Instructions for the task =>
Each line of the data below that contains "made" must be copied.

Information supplied =>

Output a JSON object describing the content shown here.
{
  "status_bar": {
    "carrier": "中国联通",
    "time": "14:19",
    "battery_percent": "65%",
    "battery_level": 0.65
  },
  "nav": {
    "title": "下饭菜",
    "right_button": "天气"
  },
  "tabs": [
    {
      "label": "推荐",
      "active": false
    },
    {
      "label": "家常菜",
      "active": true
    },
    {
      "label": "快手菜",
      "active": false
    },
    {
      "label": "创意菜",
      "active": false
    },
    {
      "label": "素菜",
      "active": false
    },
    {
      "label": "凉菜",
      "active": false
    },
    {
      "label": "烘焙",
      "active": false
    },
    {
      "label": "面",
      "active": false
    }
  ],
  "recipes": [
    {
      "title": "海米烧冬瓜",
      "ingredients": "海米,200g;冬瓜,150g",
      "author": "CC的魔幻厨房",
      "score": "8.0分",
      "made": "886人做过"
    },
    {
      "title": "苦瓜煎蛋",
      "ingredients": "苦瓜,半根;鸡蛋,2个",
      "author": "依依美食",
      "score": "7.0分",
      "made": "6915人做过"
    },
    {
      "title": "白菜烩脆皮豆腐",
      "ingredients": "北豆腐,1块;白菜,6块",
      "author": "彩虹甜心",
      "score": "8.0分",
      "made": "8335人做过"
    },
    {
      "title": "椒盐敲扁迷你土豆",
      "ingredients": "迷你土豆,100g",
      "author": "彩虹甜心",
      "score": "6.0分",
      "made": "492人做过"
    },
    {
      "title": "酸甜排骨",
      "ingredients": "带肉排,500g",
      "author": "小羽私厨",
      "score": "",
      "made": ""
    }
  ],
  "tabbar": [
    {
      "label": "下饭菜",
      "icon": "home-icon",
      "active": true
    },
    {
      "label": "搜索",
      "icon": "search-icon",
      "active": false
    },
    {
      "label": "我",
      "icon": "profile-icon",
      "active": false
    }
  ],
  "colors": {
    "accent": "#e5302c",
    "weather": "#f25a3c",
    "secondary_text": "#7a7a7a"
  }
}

Answer =>
      "made": "886人做过"
      "made": "6915人做过"
      "made": "8335人做过"
      "made": "492人做过"
      "made": ""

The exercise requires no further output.